- 1/4 teaspoon freshly ground black pepper
- 5 tablespoons olive oil
- 1 pound fresh cooked Dungeness crabmeat, picked over for bits of shell and cartilage with claw meat and large pieces left whole
- 1/4 cup chopped onions
- 1/4 cup seeded and chopped green bell peppers
- 1/4 cup seeded and chopped red bell peppers
- Unsalted butter, for pan frying, about 6 tablespoons
- Tear up the white bread and pulse the pieces in a food processor to make fine, soft crumbs. (You should have about 6 cups crumbs.) Remove the bread crumbs to a shallow pan and mix in 1/2 cup of the chopped parsley (reserving the remaining 1/4 cup for the crabcake mixture). Set aside.
- In a food processor, combine the egg yolk, lemon juice, Worcestershire, hot pepper, mustard, paprika, thyme, celery seeds, and black pepper and pulse to combine. With the motor running, slowly add the oil through the feed tube in a steady stream until the mixture emulsifies and forms a mayonnaise. Remove the mayonnaise from the food processor and refrigerate.
- Place the crabmeat in a cheesecloth-lined sieve set over a bowl. Pull the cheesecloth tightly around the crabmeat and squeeze out as much juice as possible. Place the chopped onions and bell peppers in a sieve set over a bowl and use your hands to squeeze out as much juice as possible. In a large bowl, combine the onions and bell peppers with remaining 1/4 cup parsley. Add the chilled mayonnaise and crabmeat and toss lightly to combine. Add 1 cup of the bread crumbs-parsley mixture and combine. Do not overwork the mixture or the crabcakes may get gummy. Gently form 8 patties and roll the patties lightly in the remaining bread crumb-parsley mixture. Leave the crabcakes in the pan of the bread crumbs until you saute them.

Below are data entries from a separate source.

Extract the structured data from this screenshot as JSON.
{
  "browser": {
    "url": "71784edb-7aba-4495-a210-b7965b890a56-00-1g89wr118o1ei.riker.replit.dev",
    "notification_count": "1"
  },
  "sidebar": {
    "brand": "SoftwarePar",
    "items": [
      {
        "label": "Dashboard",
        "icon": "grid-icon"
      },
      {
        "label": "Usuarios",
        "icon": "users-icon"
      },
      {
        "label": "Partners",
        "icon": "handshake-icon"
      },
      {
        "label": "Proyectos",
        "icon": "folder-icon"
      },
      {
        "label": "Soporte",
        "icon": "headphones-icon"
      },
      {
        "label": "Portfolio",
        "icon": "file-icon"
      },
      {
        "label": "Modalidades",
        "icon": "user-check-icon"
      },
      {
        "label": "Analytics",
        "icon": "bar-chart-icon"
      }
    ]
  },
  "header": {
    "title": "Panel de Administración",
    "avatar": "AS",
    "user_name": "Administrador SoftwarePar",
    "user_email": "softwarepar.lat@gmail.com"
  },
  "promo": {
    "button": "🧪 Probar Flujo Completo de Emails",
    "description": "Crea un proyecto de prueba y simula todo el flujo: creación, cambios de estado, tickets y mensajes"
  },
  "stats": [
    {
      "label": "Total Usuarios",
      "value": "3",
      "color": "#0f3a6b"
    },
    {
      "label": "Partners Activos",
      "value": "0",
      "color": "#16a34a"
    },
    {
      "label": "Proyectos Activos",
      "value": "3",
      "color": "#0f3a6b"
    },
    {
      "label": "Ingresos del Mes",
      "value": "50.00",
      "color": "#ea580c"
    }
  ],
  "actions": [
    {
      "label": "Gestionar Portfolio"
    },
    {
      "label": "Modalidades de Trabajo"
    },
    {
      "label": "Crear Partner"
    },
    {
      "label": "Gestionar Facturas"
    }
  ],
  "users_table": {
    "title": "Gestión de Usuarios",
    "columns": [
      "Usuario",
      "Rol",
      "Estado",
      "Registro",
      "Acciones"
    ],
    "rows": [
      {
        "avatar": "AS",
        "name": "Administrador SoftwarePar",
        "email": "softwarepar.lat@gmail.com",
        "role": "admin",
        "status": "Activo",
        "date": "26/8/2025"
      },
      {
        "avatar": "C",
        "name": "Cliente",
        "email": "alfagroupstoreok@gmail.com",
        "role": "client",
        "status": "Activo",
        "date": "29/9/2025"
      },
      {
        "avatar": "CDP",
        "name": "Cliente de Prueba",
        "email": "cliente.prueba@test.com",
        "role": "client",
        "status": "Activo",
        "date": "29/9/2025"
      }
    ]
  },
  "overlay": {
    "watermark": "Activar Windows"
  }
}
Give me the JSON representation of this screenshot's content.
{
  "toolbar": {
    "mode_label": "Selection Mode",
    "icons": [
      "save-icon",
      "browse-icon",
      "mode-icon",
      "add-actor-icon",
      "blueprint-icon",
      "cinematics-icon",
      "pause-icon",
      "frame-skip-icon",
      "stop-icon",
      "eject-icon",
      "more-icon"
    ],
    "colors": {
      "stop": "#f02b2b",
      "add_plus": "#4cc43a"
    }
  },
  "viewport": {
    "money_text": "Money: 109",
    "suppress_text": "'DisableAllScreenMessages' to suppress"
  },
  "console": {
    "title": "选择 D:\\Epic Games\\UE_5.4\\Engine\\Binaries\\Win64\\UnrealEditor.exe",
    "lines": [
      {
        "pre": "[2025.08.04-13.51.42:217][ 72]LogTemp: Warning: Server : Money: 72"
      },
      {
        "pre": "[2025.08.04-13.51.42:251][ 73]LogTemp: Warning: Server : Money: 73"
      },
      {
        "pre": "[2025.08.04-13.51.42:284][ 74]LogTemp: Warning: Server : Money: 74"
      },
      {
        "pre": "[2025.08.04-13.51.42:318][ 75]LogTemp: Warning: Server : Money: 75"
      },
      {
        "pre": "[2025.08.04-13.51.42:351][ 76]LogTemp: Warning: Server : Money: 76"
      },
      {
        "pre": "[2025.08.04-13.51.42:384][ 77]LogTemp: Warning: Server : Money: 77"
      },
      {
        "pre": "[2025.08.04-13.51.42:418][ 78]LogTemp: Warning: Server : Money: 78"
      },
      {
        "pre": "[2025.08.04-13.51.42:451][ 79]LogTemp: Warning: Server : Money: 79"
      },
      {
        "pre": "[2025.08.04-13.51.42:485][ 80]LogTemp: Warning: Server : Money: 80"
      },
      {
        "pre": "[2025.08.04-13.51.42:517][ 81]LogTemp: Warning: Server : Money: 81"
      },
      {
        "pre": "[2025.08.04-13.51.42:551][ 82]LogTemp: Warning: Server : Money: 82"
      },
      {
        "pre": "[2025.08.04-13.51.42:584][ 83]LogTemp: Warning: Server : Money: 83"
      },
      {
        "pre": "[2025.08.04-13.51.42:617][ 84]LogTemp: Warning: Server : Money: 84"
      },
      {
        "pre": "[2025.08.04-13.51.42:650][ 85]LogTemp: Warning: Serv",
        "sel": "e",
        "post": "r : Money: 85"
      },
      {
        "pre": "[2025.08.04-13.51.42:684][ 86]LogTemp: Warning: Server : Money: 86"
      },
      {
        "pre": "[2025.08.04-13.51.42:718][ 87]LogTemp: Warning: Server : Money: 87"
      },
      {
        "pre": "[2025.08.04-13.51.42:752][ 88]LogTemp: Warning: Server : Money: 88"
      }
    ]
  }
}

- Preheat the oven to 425 degree. Using a nonstick saute pan and butter as needed, panfry the crabcakes, in batches, until golden brown on both sides and place them on a baking sheet as they are browned, put them in the oven until they are heated all the way through, 5 to 8 minutes.
- Serve 1 crabcake as an appetizer or 2 as an entree. Serve with a ramekin of cocktail sauce and a lemon wedge.
- Cook’s Note: The crabcakes hold together better if prepared a day ahead and stored in the refrigerator before cooking. Store them in the pan of bread crumbs, covered with plastic wrap.
- 1 large whole egg
- 1 teaspoon lemon juice
- 1 teaspoon Dijon mustard
- 1 garlic clove
- ¼ to ½ teaspoon salt (to taste)
- ½ cup canola or grapeseed oil
- ½ cup extra virgin olive oil
- 1 Tablespoon fresh thyme, leaves and blossoms only
In a blender, combine whole egg, lemon juice, mustard, garlic, and a little salt. Pulse until combined. With the motor running, pour the canola oil through the feed hole in a slow drizzle, followed by the olive oil, also in a slow drizzle.
The mayonnaise will start to thicken and when you hear the sound change, it’s time to turn off the blender. Scrape down the sides and add the thyme. Pulse a few times until everything is combined. Transfer to a bowl, cover and chill until ready to serve.
Or, just stir up some bottled mayonnaise, add a squeeze of lemon juice, a bit of mustard, some minced garlic, a teaspoon or so of fresh thyme, and call it good.